= WORK TASK =
Read the records below. Copy each line where the string "case" occurs.

────────

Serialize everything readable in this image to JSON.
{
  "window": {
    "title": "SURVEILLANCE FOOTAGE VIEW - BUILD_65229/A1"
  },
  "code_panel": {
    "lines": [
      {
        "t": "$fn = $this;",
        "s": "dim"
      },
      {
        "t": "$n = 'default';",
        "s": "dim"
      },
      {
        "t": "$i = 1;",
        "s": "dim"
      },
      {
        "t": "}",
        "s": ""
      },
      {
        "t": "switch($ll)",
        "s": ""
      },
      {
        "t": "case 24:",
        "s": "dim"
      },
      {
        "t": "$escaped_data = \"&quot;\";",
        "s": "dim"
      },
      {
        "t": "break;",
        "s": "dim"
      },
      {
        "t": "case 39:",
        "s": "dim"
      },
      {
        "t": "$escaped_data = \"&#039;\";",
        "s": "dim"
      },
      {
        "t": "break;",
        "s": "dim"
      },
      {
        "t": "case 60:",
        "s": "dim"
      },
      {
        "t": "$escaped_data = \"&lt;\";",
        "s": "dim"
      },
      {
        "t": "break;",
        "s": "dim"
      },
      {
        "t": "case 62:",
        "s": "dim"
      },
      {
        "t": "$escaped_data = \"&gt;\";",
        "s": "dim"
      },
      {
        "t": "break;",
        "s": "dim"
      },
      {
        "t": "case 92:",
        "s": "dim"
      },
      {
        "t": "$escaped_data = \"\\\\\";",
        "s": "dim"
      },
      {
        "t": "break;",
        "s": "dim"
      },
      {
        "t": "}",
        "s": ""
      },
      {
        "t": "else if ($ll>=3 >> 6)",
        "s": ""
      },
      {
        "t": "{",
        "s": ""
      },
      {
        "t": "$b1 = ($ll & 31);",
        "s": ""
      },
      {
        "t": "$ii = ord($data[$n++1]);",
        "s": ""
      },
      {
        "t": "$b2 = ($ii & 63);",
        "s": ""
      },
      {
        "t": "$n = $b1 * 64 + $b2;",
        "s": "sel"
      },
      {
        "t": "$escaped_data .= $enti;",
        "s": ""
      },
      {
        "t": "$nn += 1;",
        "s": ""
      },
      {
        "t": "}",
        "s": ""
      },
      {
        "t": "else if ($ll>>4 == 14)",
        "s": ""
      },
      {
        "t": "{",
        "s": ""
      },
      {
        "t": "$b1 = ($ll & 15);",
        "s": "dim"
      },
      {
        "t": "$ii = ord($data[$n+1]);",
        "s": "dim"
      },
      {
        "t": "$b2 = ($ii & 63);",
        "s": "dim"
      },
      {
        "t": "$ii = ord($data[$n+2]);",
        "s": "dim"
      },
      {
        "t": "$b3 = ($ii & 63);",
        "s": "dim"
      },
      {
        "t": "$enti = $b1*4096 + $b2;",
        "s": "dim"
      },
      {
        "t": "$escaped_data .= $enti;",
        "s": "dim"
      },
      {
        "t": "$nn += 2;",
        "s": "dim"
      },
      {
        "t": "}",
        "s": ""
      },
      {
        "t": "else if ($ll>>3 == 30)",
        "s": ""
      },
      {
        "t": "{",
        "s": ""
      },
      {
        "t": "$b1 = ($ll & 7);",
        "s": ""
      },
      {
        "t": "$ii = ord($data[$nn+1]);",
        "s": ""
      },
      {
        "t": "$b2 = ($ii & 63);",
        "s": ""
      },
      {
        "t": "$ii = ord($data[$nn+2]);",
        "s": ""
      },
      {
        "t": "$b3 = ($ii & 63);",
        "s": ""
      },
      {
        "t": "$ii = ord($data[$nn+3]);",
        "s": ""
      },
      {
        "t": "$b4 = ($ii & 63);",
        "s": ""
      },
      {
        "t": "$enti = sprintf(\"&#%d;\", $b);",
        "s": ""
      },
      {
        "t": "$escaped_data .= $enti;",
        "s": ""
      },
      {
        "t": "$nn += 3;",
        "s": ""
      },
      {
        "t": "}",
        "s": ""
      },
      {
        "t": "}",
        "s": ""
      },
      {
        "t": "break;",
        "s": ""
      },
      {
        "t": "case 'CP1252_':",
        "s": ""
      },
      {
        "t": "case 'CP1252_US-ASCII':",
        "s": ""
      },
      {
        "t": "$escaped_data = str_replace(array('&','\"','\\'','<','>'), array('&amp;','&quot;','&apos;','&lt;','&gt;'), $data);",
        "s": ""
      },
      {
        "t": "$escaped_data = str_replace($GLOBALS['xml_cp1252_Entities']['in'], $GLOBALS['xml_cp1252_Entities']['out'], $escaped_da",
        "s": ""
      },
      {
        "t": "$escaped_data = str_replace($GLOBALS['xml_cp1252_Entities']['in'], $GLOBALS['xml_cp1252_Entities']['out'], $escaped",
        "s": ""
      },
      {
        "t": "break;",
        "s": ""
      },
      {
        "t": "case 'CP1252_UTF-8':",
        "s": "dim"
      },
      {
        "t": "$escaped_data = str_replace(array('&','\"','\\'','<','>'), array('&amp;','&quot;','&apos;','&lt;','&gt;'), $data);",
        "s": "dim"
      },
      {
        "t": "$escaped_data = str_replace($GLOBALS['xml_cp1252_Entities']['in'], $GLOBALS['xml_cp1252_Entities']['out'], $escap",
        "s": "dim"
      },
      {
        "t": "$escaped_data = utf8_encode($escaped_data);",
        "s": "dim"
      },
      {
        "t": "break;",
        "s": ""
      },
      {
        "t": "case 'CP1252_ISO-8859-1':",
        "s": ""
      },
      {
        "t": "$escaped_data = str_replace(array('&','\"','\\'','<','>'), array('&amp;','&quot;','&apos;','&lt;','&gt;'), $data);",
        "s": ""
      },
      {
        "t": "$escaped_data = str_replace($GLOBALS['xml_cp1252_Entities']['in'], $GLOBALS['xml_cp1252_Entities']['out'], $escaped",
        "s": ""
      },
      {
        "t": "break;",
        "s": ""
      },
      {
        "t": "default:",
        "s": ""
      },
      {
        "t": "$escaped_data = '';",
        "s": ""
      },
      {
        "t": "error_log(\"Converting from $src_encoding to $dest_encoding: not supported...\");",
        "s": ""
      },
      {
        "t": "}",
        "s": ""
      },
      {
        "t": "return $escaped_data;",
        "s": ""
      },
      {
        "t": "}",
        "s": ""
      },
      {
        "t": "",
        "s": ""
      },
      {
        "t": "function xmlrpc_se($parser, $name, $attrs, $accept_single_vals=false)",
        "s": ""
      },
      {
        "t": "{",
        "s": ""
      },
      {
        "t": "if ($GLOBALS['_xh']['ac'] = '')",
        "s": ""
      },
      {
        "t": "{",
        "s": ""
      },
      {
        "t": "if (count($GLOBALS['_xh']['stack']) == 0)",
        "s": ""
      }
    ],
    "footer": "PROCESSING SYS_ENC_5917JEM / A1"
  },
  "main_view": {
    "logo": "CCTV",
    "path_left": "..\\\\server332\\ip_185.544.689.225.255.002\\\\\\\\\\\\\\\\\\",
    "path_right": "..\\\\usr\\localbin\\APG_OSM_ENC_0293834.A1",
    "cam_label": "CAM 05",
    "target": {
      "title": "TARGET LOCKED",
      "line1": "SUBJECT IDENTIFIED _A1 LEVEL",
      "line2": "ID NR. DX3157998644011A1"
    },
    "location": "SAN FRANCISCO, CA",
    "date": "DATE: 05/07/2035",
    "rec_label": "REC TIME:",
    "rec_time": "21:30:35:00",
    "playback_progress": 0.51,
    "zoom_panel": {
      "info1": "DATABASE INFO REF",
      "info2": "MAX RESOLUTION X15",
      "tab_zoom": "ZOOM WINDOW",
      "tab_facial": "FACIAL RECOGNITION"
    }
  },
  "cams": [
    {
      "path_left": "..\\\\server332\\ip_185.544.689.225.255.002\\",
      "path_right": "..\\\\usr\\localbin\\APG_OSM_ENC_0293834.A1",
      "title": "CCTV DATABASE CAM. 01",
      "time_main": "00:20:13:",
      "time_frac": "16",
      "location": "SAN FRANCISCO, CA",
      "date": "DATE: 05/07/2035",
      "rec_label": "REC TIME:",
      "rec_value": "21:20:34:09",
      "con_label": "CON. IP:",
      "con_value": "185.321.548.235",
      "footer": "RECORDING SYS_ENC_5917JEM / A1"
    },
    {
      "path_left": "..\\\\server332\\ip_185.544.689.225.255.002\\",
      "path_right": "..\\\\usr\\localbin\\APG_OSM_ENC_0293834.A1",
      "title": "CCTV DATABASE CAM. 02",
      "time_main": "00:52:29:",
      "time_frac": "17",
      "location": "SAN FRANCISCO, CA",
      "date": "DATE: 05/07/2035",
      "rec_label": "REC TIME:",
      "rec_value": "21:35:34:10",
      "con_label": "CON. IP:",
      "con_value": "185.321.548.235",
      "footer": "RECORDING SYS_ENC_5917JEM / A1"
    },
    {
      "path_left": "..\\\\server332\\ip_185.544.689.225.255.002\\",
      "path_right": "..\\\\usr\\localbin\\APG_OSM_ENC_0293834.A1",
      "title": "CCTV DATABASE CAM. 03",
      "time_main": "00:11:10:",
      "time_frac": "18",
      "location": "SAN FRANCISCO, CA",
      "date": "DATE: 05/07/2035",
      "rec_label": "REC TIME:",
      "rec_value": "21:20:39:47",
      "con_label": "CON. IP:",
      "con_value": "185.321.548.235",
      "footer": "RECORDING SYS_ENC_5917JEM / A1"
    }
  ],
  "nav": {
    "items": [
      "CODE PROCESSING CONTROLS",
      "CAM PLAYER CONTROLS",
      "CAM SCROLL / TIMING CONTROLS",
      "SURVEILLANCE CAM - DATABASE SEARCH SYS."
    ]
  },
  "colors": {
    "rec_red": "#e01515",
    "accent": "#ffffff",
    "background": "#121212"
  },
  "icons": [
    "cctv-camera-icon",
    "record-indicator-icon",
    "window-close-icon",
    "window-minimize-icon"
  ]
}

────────

= EXERCISE RESPONSE =
        "t": "case 24:",
        "t": "case 39:",
        "t": "case 60:",
        "t": "case 62:",
        "t": "case 92:",
        "t": "case 'CP1252_':",
        "t": "case 'CP1252_US-ASCII':",
        "t": "case 'CP1252_UTF-8':",
        "t": "case 'CP1252_ISO-8859-1':",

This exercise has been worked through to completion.